The change came about after an attorney filed a complaint with the Maine Human Rights Commission on behalf of a South Portland resident, Ian-Meredythe Dehne Lindsey, who was denied a gender-neutral license in 2017. The commission then invited Dehne Lindsey to participate in mediation, which eventually led to Maine's new license design, The Portland Press Herald reports.
Until a full redesign is complete, Maine driver's licenses will still display either an “M” or “F” on the front, with a sticker on the back clarifying that the person identifies as nonbinary. But Dehne Lindsey and their attorney are still excited about the move.
“Having the sticker validates my existence,” Dehne Lindsey told The Portland Press Herald on Monday. “It was extremely important for me and for non-binary individuals in general. It shows that we’re human beings and worthy of being recognized.”
The 33-year-old office worker, actor, and activist hated having to choose between male or female on their state ID, telling The Portland Press Herald the decision made them feel invisible.
“I would pick ‘female’ and just die a little bit inside,” Dehne Lindsey said. “I would spend 15 to 20 minutes agonizing over it.”

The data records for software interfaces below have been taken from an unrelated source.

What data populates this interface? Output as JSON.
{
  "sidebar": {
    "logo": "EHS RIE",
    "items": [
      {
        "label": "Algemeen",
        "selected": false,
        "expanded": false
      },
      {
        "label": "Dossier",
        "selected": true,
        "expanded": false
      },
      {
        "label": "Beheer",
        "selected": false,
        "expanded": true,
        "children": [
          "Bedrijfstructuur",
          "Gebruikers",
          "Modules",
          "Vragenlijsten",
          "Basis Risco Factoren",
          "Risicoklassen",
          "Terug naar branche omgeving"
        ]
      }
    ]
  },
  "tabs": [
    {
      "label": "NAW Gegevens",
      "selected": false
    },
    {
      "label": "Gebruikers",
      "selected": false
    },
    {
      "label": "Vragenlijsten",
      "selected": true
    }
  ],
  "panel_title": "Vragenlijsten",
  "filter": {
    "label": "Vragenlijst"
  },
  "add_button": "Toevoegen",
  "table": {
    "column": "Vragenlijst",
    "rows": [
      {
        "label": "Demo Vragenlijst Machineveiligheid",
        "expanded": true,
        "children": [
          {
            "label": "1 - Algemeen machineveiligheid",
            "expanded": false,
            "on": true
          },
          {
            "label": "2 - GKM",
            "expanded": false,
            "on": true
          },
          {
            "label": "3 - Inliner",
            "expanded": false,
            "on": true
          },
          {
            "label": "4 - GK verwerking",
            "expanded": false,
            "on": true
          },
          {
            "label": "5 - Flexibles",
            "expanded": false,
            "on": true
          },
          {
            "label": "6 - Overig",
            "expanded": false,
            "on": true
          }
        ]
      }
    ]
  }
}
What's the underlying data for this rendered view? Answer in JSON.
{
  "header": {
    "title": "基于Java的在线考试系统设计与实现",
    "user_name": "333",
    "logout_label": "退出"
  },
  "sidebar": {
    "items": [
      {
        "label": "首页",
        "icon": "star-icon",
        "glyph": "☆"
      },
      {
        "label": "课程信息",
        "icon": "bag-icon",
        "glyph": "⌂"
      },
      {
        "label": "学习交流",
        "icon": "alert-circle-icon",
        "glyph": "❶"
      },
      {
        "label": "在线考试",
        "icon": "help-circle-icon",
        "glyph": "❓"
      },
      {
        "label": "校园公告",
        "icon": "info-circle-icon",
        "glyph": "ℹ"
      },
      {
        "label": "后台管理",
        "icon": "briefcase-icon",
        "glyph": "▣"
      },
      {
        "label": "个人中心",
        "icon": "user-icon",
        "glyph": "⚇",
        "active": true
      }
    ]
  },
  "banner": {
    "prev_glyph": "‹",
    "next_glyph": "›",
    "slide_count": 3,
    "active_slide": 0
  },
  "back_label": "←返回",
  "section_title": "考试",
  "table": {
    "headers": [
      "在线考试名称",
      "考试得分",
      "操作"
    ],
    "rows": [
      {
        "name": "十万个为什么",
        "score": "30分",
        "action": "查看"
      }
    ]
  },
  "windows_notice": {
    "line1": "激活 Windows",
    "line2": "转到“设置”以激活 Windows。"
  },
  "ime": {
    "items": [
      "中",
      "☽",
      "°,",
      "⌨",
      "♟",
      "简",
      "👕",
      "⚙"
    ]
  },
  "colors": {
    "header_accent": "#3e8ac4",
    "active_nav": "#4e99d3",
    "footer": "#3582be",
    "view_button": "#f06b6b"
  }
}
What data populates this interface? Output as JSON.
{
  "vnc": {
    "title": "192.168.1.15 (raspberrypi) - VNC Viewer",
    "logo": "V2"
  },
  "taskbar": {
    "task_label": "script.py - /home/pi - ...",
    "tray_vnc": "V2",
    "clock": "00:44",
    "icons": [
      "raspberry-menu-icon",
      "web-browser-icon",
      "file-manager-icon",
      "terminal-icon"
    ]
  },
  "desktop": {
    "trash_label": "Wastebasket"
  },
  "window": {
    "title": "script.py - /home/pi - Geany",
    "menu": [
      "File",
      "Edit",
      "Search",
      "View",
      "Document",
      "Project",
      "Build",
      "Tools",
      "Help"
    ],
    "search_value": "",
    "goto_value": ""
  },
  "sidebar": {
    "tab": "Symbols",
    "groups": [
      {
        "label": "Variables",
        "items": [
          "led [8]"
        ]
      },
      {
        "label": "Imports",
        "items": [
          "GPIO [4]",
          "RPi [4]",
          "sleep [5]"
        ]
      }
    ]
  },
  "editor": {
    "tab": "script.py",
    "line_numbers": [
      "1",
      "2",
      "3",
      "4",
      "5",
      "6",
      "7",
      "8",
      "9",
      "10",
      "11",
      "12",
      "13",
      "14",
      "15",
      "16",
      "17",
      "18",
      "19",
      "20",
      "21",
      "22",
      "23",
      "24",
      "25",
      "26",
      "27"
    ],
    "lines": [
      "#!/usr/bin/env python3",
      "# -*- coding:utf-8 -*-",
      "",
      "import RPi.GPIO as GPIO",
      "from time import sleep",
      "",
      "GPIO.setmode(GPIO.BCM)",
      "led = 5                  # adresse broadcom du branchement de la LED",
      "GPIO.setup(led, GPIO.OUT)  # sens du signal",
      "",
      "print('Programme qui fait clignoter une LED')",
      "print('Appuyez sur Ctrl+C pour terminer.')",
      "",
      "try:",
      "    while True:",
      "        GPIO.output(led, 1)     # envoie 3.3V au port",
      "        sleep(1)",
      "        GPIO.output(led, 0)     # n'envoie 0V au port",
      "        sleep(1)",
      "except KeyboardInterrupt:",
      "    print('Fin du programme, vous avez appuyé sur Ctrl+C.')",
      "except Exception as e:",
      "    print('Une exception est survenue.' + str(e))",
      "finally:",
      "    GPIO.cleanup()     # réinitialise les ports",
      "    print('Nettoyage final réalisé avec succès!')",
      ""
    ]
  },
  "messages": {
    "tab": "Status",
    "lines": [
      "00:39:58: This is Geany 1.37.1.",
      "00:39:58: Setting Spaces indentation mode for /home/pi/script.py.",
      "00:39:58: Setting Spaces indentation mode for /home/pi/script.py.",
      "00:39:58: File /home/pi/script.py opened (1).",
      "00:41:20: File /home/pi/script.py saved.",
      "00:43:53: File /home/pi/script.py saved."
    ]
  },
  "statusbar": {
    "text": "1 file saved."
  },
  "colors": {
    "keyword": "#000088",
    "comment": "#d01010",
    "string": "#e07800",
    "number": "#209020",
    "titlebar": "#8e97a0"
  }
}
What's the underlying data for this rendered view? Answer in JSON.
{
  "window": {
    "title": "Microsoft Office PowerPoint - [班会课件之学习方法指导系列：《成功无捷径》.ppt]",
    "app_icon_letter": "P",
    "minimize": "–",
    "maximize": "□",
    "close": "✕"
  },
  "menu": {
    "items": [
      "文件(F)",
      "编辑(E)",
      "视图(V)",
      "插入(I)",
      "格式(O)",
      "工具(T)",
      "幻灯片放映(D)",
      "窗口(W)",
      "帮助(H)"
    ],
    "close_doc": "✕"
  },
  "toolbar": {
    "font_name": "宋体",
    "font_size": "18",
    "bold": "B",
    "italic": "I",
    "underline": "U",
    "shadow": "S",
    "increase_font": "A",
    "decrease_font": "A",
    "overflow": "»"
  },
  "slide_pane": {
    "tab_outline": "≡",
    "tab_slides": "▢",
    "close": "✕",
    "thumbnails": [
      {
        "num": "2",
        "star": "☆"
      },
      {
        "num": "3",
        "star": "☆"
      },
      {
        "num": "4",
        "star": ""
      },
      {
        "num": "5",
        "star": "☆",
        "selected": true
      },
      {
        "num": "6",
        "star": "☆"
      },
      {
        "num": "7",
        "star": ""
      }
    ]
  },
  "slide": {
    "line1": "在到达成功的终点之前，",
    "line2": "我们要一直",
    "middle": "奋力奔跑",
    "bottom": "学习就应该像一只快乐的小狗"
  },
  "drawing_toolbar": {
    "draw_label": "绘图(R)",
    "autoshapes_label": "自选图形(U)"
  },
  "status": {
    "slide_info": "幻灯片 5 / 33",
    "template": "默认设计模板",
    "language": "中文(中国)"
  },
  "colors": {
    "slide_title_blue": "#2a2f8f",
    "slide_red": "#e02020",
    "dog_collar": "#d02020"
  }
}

Oregon became the first state to officially recognize gender-neutral driver's licenses in 2017. After Jamie Shupe, an Army veteran who identifies as nonbinary, fought for the right to legally be identified as non-binary in 2016, the state went a step further to add an "X" gender classification to driver's licenses.
Following in Oregon's footsteps, California passed the Gender Recognition Act in October, which made it easer for nonbinary and transgender folks to obtain state-issued documents reflecting their gender identity. LGBTQ advocates applauded the move, while also pushing for the same inclusion to bleed into all aspects of life.
“With this simple change, California has made daily life much safer and easier for many gender nonbinary and transgender people,” said Kris Hayashi, executive director of Transgender Law Center, in a statement released at the time. “We’re asked for identification everywhere from banks to bars to airports, and it can be devastating and even dangerous for nonbinary and transgender people to navigate life with an I.D. that doesn’t reflect who they truly are.”
Maine's redesigned licenses that will recognize nonbinary residents without a sticker will be available in July 2019, and local LGBTQ organizations are thrilled. In order to get the temporary sticker, Maine residents can submit a gender designation form with the Bureau of Motor Vehicles.
“This change represents the next major step towards full legal recognition of the lives of transgender Mainers,” said Quinn Gormley, executive director of MaineTransNet, in a statement. “Affirming and accurate IDs help to break down significant barriers to housing, employment and education faced by many transgender people.”
Zack Paakkonen, Board President of EqualityMaine and the Maine attorney who filed the initial complain on behalf of Dehne Lindsey, also praised the agreement reached with the Bureau of Motor Vehicles.
“We know gender is a spectrum and some people don’t identify as male or female,” Paakkonen said in a statement. “It’s important that driver’s licenses and other forms of ID recognize people who are non-binary. Removing barriers for people is critical to helping all of us live healthy, productive lives.”